### PROBLEM STATEMENT
Among the records that follow, find each line holding the word "header" and copy it.
START DATA FOR REVIEW
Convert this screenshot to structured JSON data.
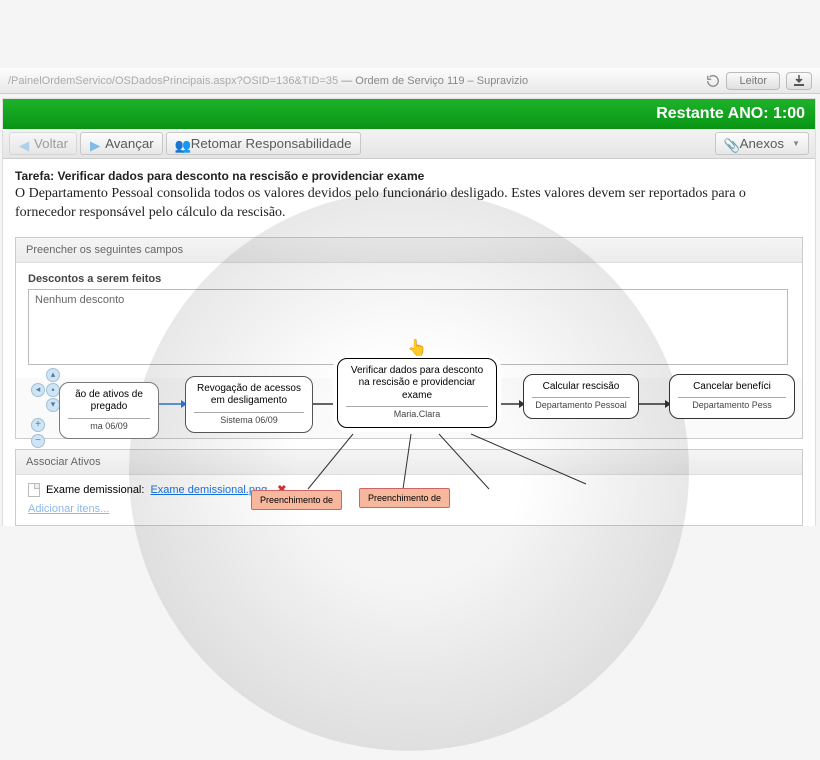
{
  "browser": {
    "url_path": "/PainelOrdemServico/OSDadosPrincipais.aspx?OSID=136&TID=35",
    "page_title": " — Ordem de Serviço 119 – Supravizio",
    "leitor_label": "Leitor"
  },
  "banner": "Restante ANO: 1:00",
  "toolbar": {
    "voltar": "Voltar",
    "avancar": "Avançar",
    "retomar": "Retomar Responsabilidade",
    "anexos": "Anexos"
  },
  "task": {
    "prefix": "Tarefa:",
    "title": "Verificar dados para desconto na rescisão e providenciar exame",
    "desc": "O Departamento Pessoal consolida todos os valores devidos pelo funcionário desligado. Estes valores devem ser reportados para o fornecedor responsável pelo cálculo da rescisão."
  },
  "fields_panel": {
    "header": "Preencher os seguintes campos",
    "label": "Descontos a serem feitos",
    "value": "Nenhum desconto"
  },
  "assets_panel": {
    "header": "Associar Ativos",
    "item_label": "Exame demissional:",
    "item_file": "Exame demissional.png",
    "add_link": "Adicionar itens..."
  },
  "flow": {
    "n1": {
      "title": "ão de ativos de\npregado",
      "owner": "ma 06/09"
    },
    "n2": {
      "title": "Revogação de acessos em desligamento",
      "owner": "Sistema 06/09"
    },
    "n3": {
      "title": "Verificar dados para desconto na rescisão e providenciar exame",
      "owner": "Maria.Clara"
    },
    "n4": {
      "title": "Calcular rescisão",
      "owner": "Departamento Pessoal"
    },
    "n5": {
      "title": "Cancelar benefíci",
      "owner": "Departamento Pess"
    },
    "s1": "Preenchimento de",
    "s2": "Preenchimento de"
  }
}
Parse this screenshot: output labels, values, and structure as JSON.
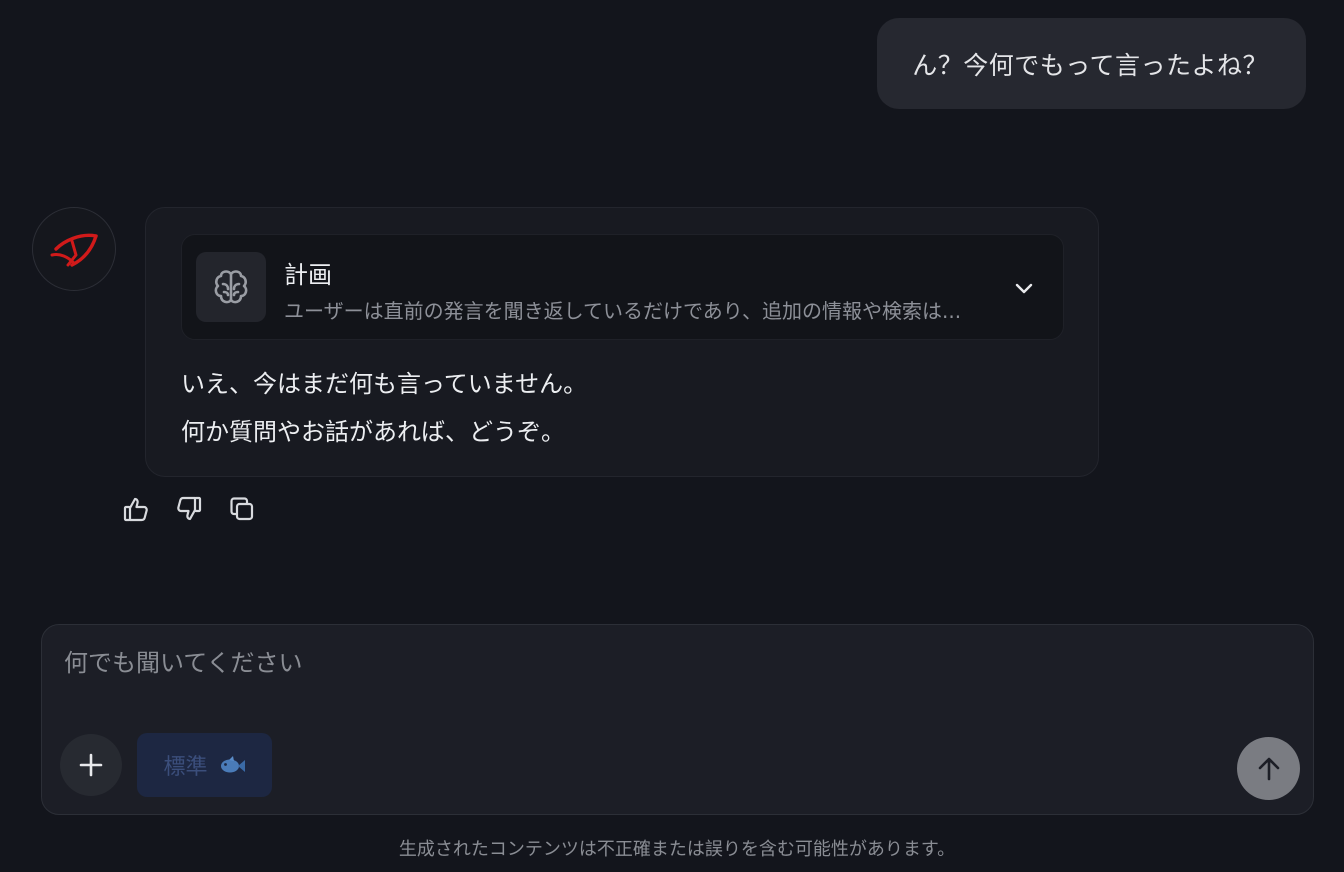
{
  "user_message": "ん？今何でもって言ったよね？",
  "assistant": {
    "avatar_icon": "red-calligraphy-logo-icon",
    "plan": {
      "title": "計画",
      "summary": "ユーザーは直前の発言を聞き返しているだけであり、追加の情報や検索は...",
      "icon": "brain-icon",
      "toggle_icon": "chevron-down-icon"
    },
    "answer_lines": [
      "いえ、今はまだ何も言っていません。",
      "何か質問やお話があれば、どうぞ。"
    ]
  },
  "feedback_icons": [
    "thumbs-up-icon",
    "thumbs-down-icon",
    "copy-icon"
  ],
  "composer": {
    "placeholder": "何でも聞いてください",
    "value": "",
    "mode_label": "標準",
    "mode_icon": "fish-icon",
    "add_icon": "plus-icon",
    "send_icon": "arrow-up-icon"
  },
  "disclaimer": "生成されたコンテンツは不正確または誤りを含む可能性があります。",
  "colors": {
    "background": "#13151c",
    "user_bubble": "#262830",
    "card": "#181a21",
    "plan_box": "#121419",
    "composer": "#1c1e26",
    "mode_button": "#1d2742",
    "mode_text": "#3b4e7b",
    "send_button": "#7a7c82",
    "logo_red": "#d11a1a"
  }
}
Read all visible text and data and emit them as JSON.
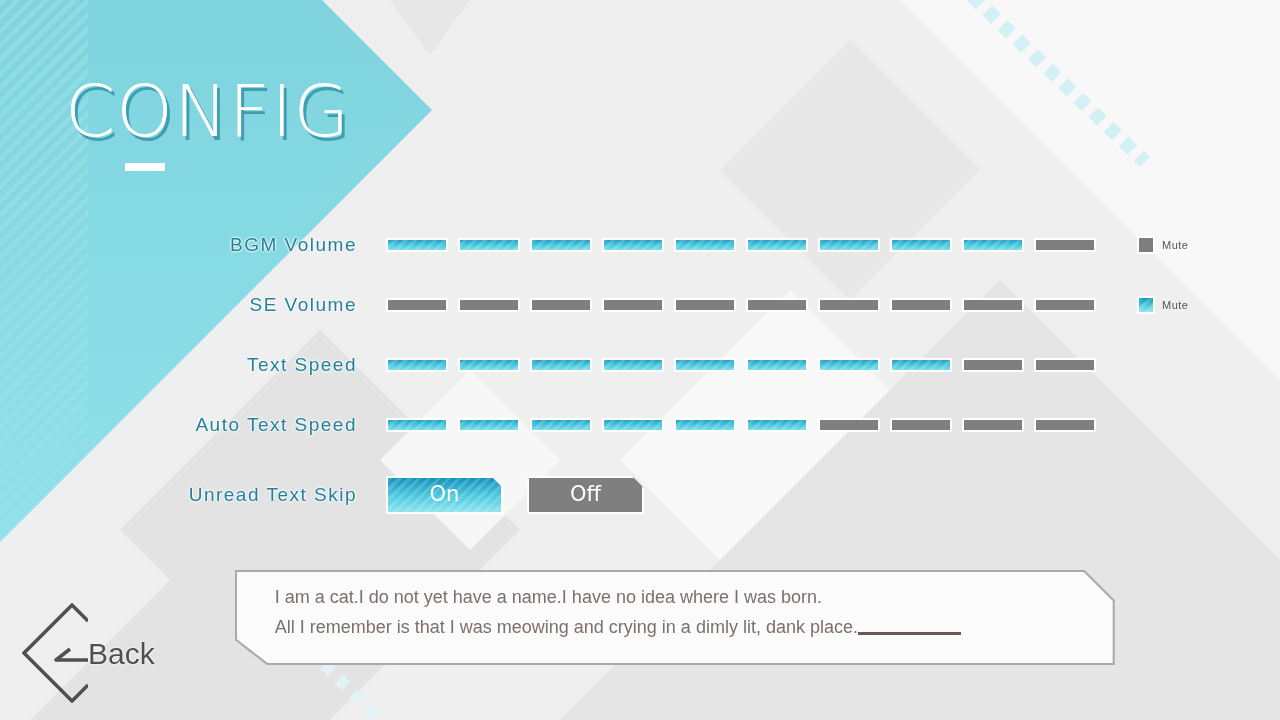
{
  "title": "CONFIG",
  "settings": [
    {
      "kind": "slider",
      "label": "BGM Volume",
      "level": 0.9,
      "mute": {
        "label": "Mute",
        "checked": false
      }
    },
    {
      "kind": "slider",
      "label": "SE Volume",
      "level": 0,
      "mute": {
        "label": "Mute",
        "checked": true
      }
    },
    {
      "kind": "slider",
      "label": "Text Speed",
      "level": 0.8
    },
    {
      "kind": "slider",
      "label": "Auto Text Speed",
      "level": 0.6
    },
    {
      "kind": "toggle",
      "label": "Unread Text Skip",
      "options": [
        {
          "label": "On",
          "selected": true
        },
        {
          "label": "Off",
          "selected": false
        }
      ]
    }
  ],
  "message_preview": {
    "lines": [
      "I am a cat.I do not yet have a name.I have no idea where I was born.",
      "All I remember is that I was meowing and crying in a dimly lit, dank place."
    ]
  },
  "back_button": {
    "label": "Back"
  }
}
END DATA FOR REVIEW
### EXERCISE ANSWER
    "header": "Preencher os seguintes campos",
    "header": "Associar Ativos",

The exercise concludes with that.